Required action: Whenever the word "JSON" appears in a line of the data below, copy that line.

Segment Start: Dataset

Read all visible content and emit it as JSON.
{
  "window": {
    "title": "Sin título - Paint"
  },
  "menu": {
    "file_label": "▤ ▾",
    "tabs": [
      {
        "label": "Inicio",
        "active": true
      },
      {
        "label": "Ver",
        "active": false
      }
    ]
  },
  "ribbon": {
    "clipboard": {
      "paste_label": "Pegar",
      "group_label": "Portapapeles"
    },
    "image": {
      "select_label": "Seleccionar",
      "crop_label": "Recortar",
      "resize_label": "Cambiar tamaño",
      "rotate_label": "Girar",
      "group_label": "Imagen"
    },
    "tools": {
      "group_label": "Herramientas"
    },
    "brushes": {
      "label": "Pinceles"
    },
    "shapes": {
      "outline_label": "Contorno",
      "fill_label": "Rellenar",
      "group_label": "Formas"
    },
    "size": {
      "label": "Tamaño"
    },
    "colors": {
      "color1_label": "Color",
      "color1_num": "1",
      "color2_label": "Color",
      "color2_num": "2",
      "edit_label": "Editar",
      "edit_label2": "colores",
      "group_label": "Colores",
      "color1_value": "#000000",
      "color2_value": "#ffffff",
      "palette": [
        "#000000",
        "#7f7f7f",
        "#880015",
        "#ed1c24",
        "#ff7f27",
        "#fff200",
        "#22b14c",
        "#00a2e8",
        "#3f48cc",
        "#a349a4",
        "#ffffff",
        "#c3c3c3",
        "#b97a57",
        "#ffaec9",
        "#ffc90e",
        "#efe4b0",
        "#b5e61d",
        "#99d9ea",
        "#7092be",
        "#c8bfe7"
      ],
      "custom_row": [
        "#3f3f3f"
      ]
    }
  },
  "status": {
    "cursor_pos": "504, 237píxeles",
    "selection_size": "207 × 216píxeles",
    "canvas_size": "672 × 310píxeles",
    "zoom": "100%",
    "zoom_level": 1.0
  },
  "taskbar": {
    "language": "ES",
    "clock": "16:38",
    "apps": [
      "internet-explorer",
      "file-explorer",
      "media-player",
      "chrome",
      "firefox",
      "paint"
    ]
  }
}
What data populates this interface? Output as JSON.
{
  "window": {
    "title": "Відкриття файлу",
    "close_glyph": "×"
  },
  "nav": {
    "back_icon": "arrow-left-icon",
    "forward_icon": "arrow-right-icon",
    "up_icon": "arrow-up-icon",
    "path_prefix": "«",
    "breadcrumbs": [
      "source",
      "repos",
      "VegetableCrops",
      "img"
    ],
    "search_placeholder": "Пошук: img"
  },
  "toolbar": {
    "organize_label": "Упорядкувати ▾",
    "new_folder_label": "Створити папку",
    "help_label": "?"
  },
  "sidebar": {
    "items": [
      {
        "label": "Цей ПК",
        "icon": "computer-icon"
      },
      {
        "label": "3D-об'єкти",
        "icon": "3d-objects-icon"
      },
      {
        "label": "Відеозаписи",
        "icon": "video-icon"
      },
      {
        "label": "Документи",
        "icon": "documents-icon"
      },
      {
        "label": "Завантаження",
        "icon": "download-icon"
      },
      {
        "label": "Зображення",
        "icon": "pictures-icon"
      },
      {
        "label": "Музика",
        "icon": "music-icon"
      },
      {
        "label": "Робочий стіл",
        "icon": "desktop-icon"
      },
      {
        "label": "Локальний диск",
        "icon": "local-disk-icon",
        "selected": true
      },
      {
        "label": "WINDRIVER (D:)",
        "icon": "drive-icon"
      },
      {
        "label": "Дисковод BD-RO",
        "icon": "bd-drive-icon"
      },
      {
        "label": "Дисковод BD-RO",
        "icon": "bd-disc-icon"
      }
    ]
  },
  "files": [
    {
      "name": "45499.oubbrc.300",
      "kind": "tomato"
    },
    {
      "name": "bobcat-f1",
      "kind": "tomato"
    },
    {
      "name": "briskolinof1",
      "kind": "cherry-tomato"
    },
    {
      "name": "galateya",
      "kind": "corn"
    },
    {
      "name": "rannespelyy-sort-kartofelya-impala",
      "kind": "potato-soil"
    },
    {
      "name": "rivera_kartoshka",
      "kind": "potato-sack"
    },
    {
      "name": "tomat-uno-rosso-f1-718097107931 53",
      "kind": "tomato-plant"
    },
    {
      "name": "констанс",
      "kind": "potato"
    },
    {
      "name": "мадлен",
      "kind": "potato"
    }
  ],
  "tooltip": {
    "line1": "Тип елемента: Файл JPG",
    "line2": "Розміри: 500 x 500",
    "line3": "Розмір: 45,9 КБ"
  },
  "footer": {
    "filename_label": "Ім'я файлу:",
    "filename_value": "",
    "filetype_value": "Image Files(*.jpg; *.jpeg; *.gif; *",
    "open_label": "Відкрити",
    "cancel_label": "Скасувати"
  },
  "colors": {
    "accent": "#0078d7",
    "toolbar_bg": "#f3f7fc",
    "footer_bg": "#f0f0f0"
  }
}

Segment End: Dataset

Result of the task:
Read all visible content and emit it as JSON.
What data populates this interface? Output as JSON.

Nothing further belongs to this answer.